■ **WORK TO BE COMPLETED**
Search the records for the word "desc" and copy each line in which it appears.

■ **TASK INPUT**
+++

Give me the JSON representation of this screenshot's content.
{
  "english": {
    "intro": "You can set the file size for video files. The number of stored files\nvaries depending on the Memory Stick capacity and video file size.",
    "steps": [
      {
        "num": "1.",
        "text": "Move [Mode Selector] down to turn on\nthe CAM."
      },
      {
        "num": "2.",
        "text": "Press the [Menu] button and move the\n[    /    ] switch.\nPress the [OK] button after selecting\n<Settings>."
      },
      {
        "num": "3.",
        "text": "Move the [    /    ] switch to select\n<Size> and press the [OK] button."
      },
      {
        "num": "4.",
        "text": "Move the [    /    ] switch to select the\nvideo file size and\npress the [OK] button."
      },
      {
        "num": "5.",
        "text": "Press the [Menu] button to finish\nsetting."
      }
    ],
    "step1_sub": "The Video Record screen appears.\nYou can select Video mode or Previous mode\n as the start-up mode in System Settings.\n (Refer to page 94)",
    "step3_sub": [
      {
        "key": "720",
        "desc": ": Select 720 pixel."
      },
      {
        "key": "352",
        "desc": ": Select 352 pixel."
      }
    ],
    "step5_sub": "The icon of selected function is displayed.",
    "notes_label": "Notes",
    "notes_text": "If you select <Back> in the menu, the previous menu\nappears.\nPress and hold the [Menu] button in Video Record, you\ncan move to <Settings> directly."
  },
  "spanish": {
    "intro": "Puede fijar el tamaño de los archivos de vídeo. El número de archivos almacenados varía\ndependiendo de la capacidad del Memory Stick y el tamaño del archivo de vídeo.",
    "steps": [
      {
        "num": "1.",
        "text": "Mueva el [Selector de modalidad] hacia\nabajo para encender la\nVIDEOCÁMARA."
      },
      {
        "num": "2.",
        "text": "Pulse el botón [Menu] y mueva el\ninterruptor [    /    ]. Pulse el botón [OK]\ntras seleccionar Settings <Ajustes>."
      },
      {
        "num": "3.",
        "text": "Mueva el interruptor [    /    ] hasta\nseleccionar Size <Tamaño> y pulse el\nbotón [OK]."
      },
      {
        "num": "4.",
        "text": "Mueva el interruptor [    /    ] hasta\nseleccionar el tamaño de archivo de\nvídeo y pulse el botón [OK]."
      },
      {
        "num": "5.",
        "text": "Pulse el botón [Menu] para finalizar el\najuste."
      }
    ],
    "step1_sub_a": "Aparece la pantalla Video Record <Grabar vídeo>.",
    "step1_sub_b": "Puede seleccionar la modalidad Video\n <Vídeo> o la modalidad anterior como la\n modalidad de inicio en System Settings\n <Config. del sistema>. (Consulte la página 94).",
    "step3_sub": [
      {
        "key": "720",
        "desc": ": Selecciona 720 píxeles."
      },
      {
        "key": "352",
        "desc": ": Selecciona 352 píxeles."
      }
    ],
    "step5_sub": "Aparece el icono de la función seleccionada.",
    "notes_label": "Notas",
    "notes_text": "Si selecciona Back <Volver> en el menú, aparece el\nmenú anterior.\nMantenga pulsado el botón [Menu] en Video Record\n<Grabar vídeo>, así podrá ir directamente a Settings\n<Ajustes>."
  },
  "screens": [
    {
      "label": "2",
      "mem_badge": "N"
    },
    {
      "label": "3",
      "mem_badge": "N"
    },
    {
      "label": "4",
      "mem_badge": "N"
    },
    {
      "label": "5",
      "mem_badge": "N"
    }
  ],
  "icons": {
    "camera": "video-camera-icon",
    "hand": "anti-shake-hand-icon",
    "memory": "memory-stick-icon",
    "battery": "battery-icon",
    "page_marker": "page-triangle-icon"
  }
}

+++

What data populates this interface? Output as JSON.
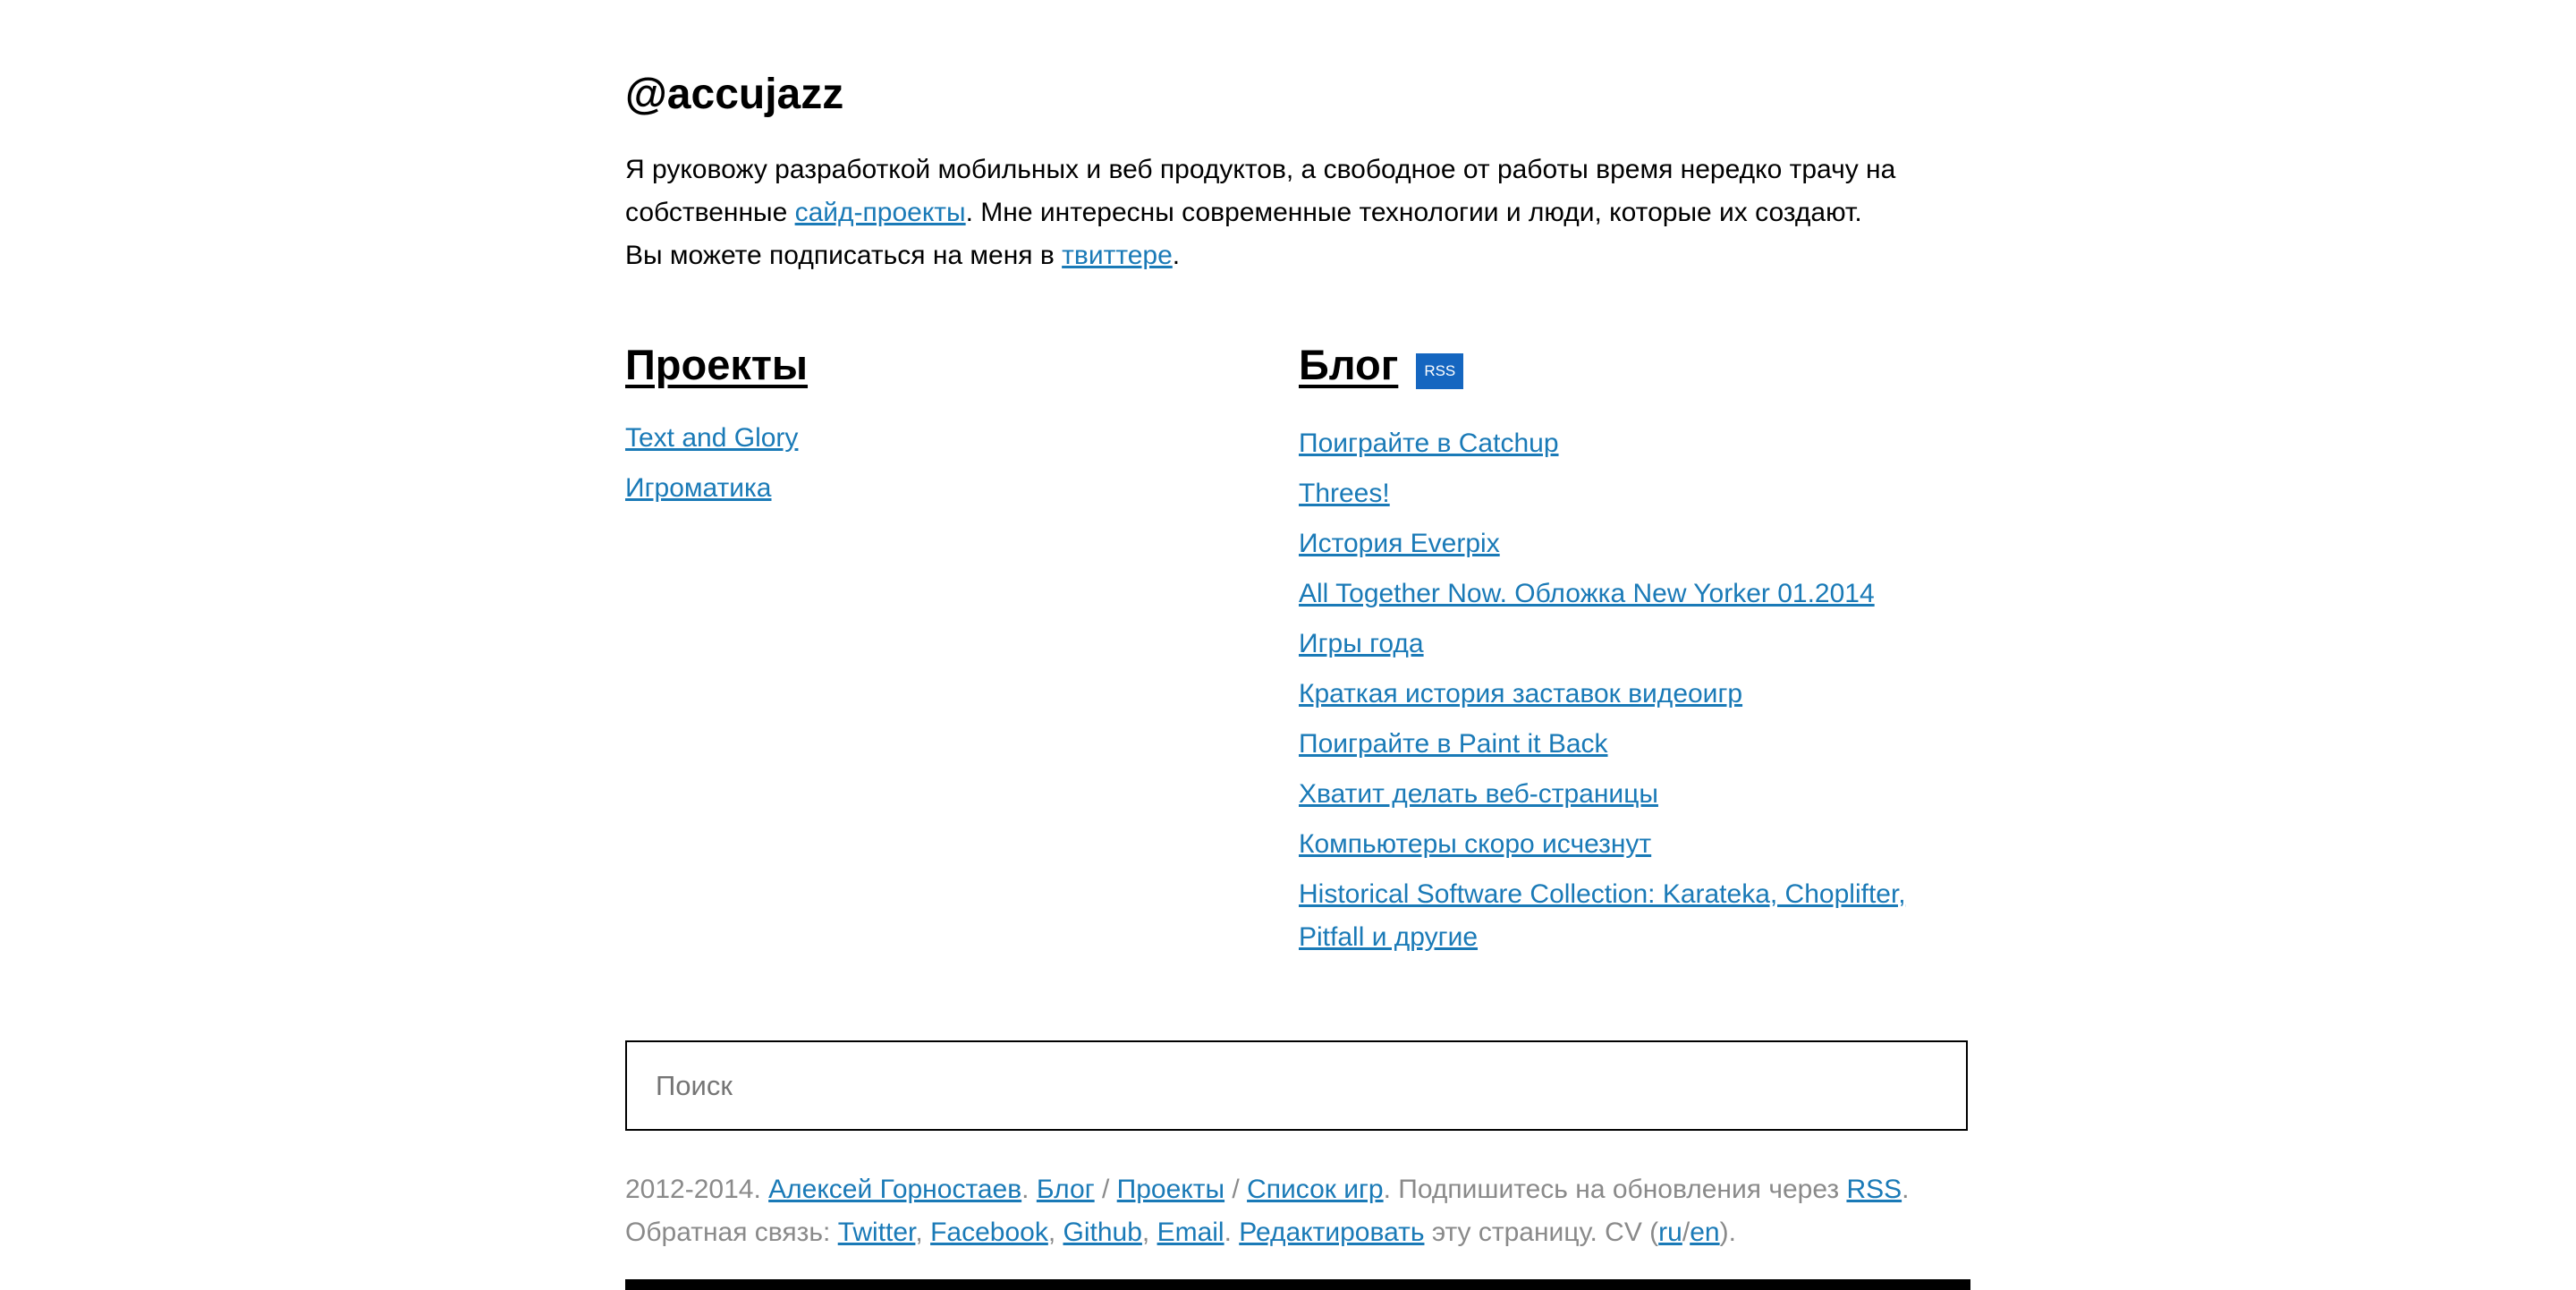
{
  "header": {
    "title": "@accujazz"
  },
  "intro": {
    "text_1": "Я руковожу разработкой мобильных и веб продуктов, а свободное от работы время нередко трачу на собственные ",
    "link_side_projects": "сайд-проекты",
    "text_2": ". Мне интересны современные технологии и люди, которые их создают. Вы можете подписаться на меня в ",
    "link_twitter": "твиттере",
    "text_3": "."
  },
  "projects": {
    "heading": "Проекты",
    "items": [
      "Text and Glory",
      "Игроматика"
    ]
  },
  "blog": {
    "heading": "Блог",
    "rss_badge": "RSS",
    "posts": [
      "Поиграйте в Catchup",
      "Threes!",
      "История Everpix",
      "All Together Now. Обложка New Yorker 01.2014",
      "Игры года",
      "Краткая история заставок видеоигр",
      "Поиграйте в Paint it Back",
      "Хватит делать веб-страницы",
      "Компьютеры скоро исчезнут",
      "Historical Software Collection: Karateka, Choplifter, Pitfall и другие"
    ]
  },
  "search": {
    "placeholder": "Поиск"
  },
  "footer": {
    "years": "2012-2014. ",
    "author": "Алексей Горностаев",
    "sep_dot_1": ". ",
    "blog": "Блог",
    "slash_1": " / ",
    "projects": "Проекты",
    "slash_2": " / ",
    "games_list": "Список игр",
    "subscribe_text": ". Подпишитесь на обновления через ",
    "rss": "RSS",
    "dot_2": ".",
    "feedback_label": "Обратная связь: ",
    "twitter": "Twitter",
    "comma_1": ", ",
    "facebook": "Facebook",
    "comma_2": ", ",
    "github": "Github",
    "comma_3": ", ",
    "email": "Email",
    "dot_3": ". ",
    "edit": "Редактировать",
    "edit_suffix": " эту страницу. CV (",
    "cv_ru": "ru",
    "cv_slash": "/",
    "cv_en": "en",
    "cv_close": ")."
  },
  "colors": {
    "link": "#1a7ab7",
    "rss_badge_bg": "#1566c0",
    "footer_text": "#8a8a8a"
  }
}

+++

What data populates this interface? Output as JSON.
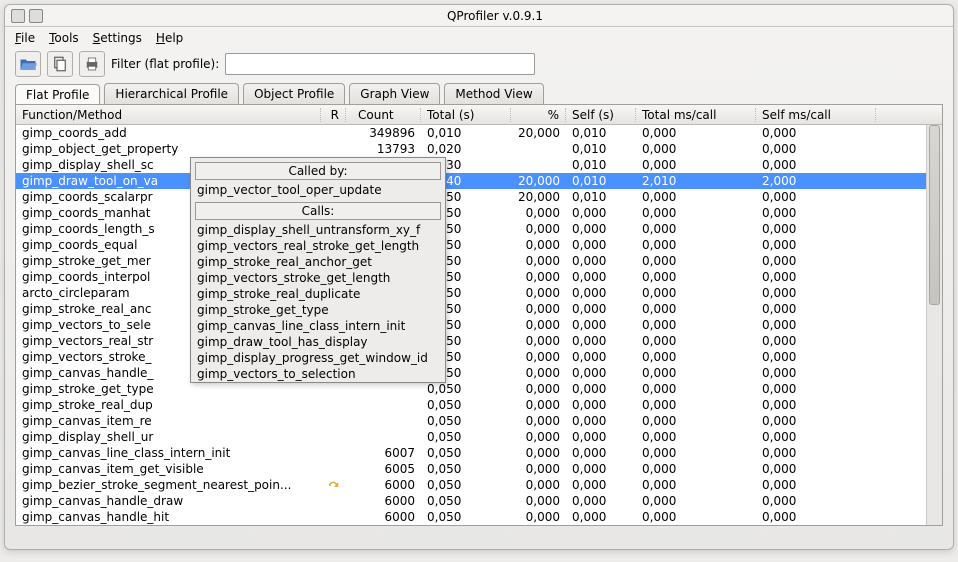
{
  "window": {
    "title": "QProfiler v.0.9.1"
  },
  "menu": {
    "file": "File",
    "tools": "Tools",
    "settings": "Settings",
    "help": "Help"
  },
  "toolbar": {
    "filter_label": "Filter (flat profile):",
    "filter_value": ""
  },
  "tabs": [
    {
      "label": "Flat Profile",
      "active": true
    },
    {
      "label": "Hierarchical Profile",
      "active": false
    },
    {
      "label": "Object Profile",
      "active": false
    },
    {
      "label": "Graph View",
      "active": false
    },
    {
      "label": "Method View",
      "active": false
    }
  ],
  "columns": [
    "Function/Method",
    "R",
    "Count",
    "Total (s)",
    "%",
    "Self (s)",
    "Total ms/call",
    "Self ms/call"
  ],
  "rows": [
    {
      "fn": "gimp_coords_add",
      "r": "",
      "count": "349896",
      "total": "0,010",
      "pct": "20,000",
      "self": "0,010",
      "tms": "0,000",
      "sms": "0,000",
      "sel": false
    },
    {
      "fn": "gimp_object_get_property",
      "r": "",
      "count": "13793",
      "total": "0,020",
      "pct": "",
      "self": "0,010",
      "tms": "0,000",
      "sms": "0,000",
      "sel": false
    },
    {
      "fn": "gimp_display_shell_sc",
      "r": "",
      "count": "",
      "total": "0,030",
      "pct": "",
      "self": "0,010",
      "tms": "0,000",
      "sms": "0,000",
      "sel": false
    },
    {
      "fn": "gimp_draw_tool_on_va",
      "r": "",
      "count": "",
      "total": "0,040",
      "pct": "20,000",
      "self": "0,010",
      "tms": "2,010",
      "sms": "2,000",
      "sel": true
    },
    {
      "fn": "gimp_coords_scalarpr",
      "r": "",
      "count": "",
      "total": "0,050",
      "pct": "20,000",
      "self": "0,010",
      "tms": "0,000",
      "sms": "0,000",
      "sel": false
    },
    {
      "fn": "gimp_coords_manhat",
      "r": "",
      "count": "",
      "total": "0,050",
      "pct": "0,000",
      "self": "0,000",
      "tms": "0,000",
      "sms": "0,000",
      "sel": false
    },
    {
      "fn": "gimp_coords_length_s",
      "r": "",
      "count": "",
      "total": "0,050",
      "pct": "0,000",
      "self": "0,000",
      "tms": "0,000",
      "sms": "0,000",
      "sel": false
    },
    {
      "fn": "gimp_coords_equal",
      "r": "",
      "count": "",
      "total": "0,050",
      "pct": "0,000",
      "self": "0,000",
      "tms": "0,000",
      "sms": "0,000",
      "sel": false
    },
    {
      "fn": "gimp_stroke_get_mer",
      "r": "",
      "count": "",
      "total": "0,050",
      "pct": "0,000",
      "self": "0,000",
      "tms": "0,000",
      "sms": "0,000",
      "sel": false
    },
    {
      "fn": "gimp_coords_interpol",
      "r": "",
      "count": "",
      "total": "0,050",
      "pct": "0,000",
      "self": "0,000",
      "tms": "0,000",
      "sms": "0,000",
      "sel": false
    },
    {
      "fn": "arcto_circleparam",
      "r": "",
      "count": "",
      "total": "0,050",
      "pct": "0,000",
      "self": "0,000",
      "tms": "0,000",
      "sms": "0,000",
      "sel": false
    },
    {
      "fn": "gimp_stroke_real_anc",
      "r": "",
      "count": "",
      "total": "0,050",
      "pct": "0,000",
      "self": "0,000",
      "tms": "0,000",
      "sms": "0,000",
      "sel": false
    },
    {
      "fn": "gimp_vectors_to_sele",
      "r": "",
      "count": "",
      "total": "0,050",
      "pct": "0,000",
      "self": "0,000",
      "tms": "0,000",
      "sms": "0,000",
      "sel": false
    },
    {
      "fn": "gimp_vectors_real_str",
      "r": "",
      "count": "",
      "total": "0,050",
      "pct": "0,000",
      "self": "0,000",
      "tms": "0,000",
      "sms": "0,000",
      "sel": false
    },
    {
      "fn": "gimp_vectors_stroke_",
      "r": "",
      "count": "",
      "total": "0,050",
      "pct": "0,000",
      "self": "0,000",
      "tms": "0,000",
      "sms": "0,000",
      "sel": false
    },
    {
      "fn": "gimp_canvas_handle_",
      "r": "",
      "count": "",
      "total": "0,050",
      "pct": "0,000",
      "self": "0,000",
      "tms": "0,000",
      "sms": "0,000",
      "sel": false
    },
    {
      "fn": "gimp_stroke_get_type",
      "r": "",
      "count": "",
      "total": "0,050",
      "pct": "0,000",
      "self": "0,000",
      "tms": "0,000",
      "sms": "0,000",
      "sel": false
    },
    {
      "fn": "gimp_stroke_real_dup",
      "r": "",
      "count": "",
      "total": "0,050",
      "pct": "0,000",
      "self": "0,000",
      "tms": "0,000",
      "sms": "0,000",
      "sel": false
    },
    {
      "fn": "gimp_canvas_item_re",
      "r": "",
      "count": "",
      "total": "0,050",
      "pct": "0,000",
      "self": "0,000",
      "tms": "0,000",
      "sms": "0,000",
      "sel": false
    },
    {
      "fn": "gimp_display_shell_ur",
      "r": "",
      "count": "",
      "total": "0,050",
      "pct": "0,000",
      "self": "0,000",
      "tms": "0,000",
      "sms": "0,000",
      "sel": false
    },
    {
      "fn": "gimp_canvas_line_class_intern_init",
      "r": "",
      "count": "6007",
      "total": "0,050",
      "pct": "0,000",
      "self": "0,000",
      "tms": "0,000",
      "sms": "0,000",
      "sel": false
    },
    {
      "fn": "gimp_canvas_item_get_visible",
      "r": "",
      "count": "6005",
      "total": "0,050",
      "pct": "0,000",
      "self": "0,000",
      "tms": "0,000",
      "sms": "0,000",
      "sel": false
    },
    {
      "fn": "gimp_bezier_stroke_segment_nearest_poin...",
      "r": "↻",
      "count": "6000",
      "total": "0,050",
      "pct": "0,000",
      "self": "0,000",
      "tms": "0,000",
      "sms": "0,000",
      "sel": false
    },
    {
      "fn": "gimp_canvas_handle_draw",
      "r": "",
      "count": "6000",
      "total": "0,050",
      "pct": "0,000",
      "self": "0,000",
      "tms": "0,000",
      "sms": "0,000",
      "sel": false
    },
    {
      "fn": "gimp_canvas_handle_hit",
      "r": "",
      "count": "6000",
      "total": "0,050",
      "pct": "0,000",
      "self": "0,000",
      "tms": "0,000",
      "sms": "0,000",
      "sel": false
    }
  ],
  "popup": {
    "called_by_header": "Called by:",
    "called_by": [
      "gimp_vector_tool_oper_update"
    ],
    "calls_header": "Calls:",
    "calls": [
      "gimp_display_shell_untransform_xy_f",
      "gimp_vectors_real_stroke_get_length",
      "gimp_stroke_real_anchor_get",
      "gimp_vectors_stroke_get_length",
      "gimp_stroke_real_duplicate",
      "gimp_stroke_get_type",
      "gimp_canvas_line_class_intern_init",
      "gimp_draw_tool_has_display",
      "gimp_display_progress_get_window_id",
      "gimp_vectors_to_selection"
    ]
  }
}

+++

■ **ANSWER**
        "desc": ": Select 720 pixel."
        "desc": ": Select 352 pixel."
        "desc": ": Selecciona 720 píxeles."
        "desc": ": Selecciona 352 píxeles."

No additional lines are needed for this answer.